[INFORMATION SHOWN Boundary: Start]

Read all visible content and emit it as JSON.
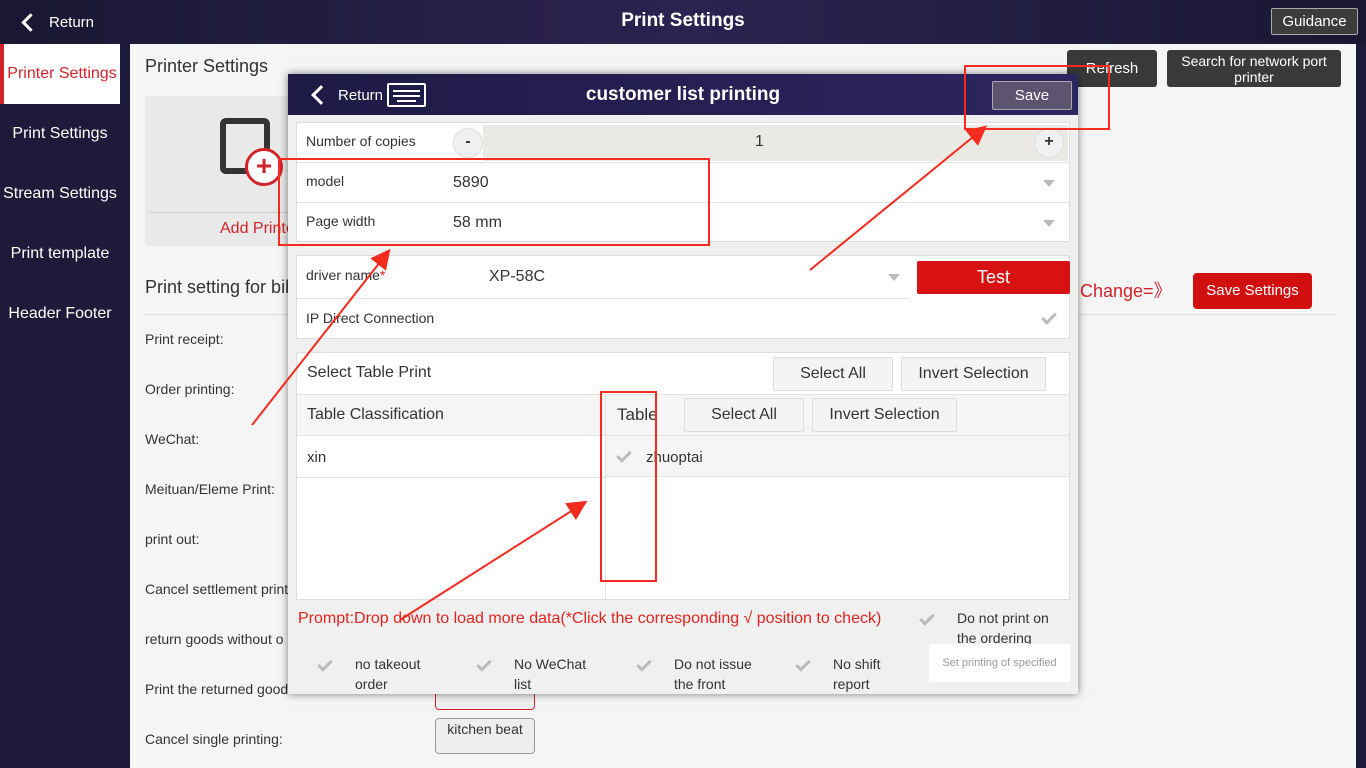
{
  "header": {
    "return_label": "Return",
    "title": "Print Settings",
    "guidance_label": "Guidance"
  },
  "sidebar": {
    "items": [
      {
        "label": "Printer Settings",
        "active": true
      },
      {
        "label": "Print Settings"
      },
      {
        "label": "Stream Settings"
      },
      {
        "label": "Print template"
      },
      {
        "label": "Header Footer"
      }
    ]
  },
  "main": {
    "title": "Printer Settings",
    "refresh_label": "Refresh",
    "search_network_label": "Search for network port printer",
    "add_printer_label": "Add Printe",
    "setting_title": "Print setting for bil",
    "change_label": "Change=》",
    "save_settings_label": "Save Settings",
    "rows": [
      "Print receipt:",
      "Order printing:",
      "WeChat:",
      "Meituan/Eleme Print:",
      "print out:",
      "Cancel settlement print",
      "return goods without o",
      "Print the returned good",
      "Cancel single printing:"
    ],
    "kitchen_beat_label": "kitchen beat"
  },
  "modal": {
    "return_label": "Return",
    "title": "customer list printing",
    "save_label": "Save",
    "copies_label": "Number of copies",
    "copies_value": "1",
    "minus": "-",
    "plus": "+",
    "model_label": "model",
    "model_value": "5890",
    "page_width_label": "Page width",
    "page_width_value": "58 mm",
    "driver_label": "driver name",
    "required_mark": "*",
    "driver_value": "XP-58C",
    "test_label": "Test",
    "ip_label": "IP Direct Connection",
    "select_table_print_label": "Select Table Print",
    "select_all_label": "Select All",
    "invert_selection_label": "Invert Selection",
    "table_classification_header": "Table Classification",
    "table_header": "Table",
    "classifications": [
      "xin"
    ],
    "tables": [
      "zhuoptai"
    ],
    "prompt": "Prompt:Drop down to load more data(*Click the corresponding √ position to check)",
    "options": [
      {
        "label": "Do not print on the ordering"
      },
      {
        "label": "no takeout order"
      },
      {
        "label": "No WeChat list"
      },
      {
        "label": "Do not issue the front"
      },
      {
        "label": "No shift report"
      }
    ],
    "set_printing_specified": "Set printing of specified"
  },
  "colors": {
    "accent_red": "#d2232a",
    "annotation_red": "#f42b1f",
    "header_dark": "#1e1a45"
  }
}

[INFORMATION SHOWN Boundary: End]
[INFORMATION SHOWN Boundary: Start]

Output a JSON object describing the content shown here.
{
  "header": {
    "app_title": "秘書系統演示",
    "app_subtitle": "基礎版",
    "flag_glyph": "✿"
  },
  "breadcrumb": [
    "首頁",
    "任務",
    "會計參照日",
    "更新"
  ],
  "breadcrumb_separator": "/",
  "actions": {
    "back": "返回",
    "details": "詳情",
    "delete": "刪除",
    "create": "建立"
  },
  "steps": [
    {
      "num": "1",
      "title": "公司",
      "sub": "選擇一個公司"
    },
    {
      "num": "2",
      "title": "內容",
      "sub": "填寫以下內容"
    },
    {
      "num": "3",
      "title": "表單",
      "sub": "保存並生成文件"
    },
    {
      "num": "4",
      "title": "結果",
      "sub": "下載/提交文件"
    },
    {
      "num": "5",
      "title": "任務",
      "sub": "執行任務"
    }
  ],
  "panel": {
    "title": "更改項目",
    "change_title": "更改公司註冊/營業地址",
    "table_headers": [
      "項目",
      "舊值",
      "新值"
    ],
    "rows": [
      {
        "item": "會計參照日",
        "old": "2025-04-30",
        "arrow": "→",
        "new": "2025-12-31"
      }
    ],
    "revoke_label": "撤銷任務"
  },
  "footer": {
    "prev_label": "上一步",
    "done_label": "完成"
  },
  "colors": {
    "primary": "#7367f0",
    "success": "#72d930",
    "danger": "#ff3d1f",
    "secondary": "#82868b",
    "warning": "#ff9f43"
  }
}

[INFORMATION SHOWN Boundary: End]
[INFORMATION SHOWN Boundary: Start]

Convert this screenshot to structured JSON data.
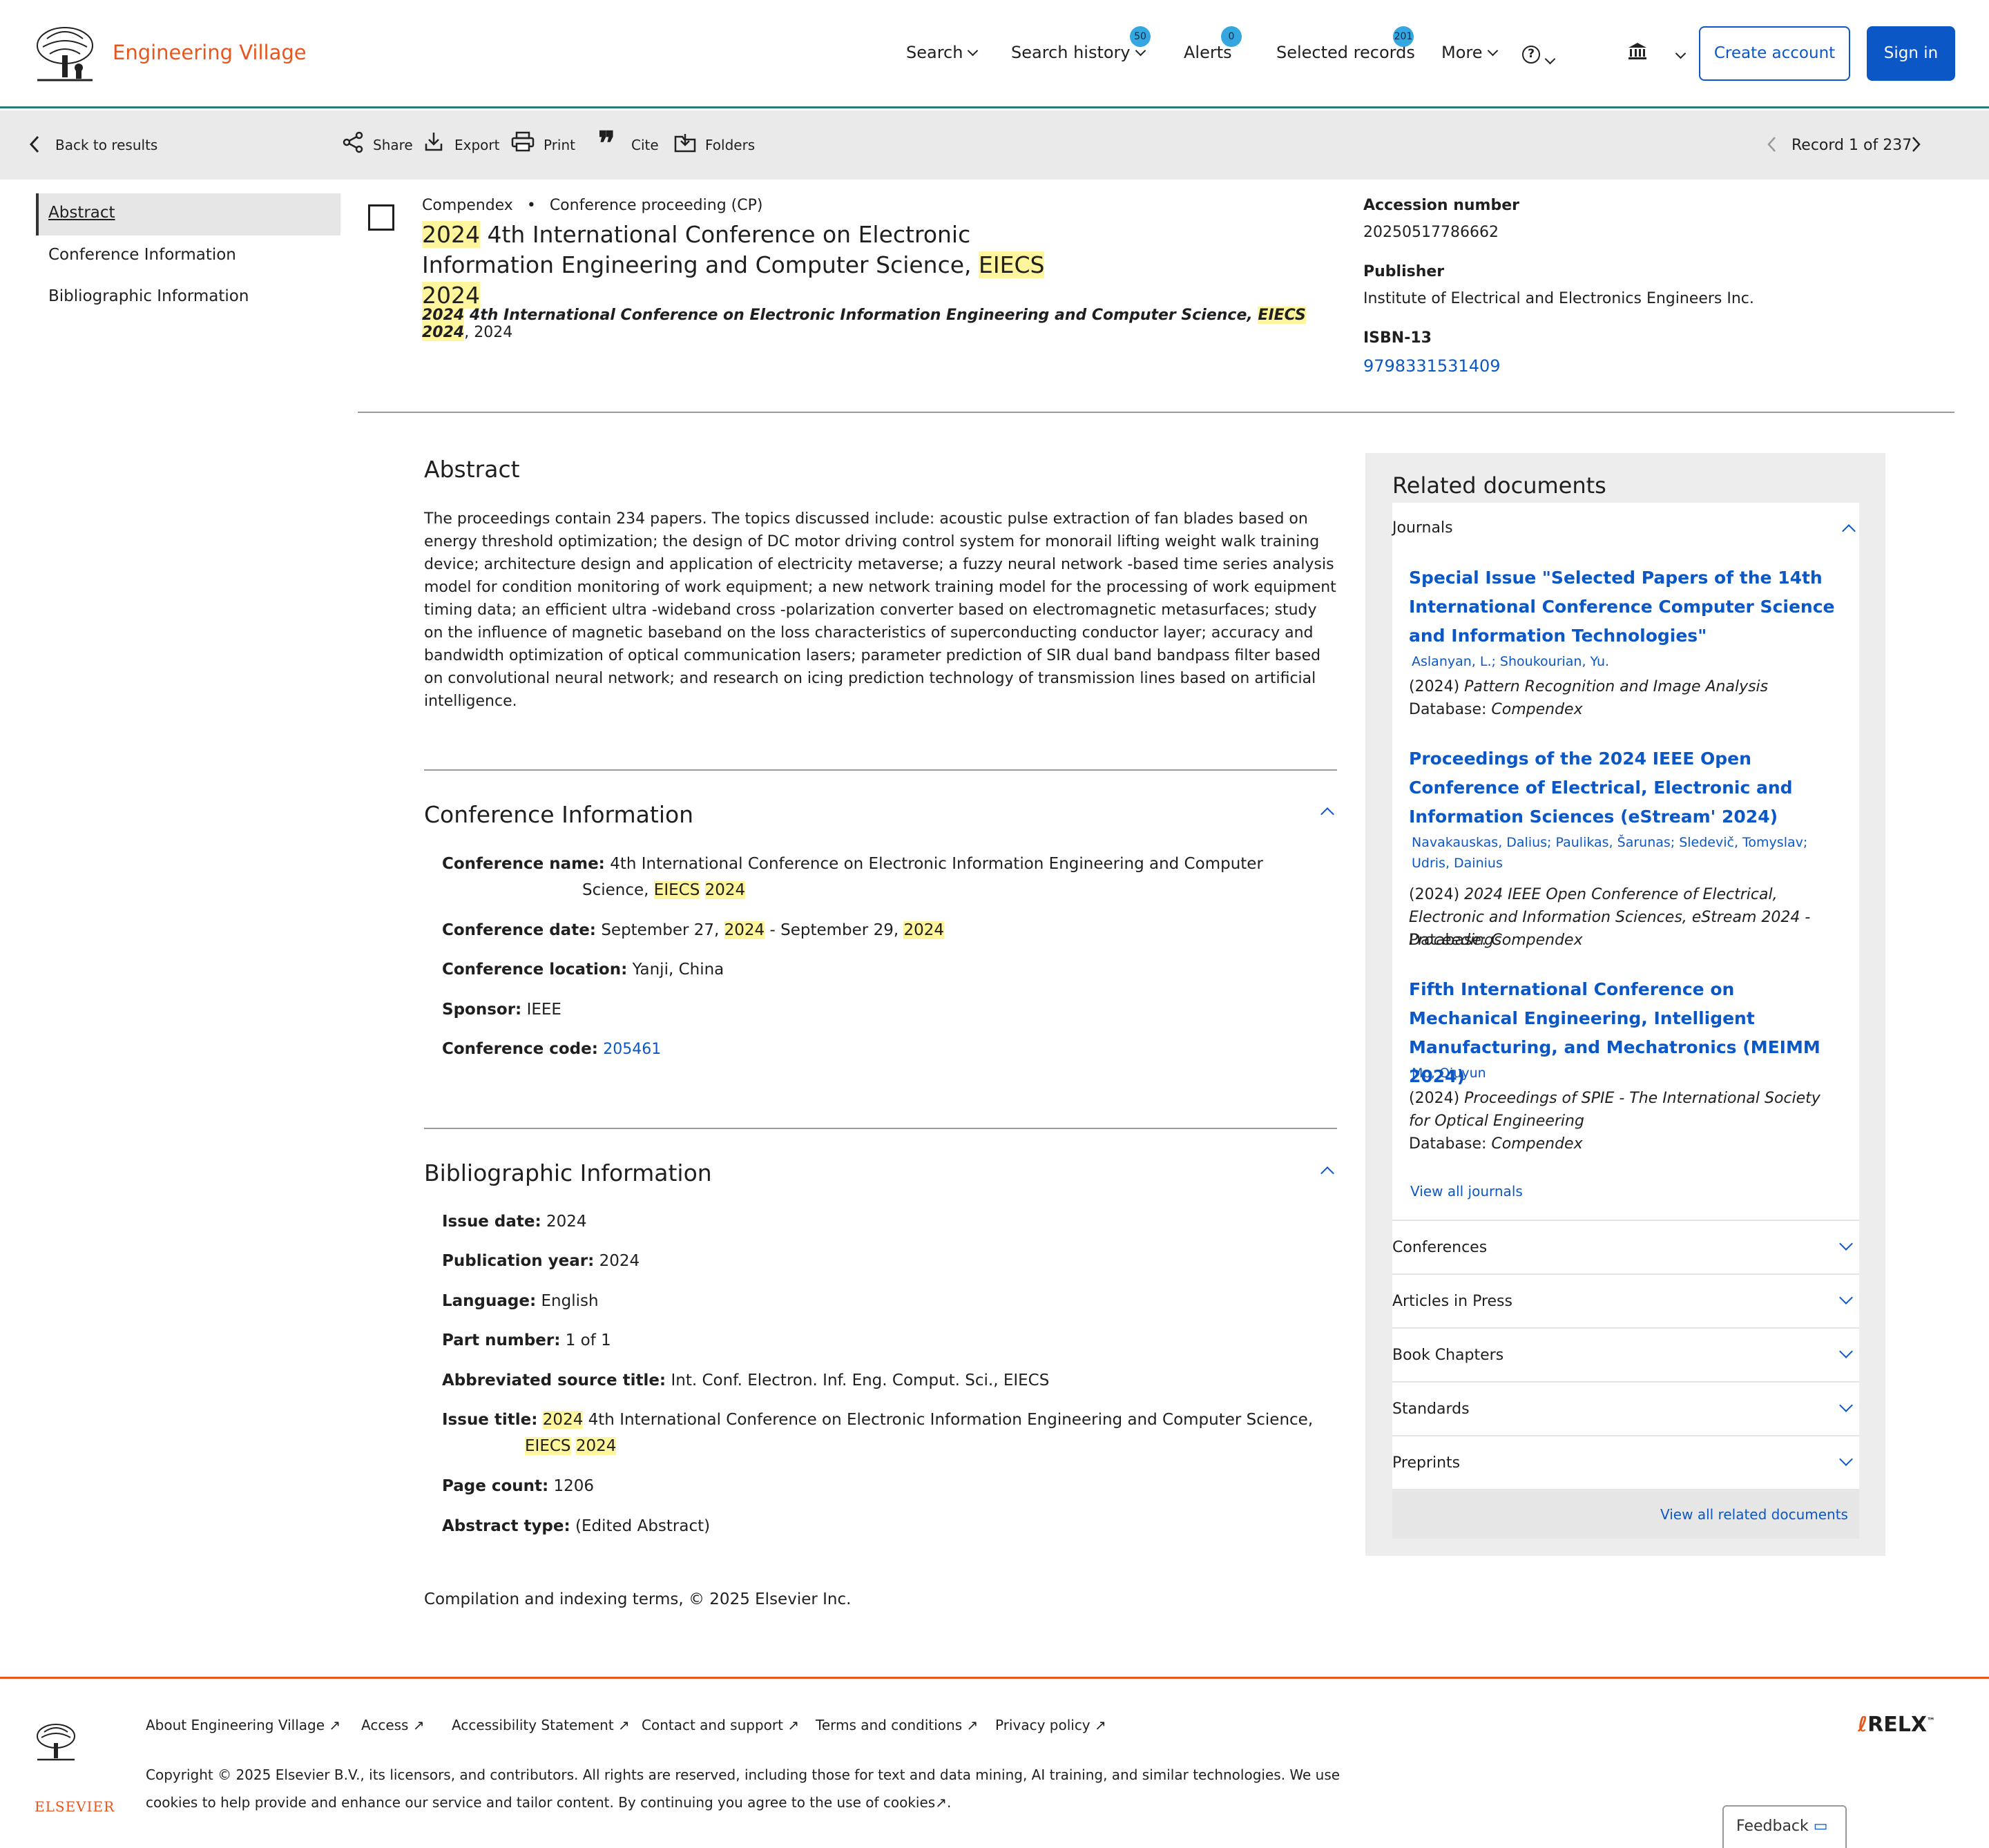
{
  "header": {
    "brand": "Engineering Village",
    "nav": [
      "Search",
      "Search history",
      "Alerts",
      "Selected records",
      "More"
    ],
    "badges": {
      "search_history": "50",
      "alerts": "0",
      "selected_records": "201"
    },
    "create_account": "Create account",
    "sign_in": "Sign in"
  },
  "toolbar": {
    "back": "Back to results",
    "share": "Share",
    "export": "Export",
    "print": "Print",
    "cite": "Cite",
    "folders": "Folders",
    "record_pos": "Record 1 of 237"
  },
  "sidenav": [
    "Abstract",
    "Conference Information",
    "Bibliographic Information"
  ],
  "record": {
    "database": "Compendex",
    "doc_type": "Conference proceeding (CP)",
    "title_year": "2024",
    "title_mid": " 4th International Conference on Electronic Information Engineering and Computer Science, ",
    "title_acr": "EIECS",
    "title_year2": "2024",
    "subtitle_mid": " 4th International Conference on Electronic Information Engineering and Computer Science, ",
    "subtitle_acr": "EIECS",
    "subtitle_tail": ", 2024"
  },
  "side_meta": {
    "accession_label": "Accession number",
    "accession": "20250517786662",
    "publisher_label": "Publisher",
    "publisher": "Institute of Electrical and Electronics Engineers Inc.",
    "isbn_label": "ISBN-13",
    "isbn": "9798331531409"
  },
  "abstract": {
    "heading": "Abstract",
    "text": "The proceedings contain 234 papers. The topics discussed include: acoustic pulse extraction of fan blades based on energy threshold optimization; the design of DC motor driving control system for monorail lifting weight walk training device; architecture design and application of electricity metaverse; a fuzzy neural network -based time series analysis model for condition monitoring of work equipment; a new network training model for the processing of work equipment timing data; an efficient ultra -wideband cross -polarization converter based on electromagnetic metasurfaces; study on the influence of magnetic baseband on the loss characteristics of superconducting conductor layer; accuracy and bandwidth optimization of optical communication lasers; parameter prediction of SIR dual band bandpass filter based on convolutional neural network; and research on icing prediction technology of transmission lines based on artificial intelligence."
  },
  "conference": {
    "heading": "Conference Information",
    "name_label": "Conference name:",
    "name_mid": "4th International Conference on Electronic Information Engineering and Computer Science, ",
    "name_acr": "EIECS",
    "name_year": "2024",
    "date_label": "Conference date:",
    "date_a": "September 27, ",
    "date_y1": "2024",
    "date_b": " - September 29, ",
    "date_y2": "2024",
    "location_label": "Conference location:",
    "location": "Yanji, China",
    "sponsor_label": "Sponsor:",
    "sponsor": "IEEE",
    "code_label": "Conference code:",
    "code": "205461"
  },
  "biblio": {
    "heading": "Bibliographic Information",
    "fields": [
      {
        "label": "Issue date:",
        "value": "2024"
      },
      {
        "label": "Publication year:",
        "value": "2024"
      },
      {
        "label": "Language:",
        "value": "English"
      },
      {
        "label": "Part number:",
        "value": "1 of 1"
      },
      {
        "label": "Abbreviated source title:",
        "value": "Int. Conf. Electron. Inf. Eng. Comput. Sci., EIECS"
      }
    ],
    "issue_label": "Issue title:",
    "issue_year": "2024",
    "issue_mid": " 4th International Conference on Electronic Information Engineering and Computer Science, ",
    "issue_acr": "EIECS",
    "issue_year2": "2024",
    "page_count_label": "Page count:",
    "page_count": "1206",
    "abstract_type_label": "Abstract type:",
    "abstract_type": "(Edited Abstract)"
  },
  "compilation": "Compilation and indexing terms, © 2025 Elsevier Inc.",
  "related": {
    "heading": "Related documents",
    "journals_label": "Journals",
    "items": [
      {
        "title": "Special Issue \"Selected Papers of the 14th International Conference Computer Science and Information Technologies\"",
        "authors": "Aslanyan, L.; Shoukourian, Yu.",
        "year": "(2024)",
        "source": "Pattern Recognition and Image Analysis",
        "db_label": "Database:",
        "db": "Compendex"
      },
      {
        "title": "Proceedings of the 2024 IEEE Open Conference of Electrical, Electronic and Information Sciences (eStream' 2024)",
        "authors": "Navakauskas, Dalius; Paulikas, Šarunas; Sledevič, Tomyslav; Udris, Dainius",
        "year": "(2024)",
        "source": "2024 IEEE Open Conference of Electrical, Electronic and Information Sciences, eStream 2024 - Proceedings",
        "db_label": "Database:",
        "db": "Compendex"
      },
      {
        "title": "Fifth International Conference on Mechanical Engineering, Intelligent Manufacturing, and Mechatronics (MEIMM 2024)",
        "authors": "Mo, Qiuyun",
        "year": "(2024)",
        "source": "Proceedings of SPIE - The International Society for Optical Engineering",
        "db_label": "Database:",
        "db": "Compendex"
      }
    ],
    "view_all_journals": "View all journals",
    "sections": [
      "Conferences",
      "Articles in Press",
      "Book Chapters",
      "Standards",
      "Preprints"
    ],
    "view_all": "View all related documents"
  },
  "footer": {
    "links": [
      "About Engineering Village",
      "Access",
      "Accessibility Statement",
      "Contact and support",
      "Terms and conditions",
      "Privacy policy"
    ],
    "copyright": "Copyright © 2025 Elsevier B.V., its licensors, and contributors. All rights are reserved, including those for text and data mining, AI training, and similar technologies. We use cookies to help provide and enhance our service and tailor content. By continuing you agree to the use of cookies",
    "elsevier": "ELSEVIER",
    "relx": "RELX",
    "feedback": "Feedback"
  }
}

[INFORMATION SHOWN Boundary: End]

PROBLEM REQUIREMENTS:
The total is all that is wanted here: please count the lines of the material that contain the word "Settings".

ANSWER FOR THIS EXERCISE:
6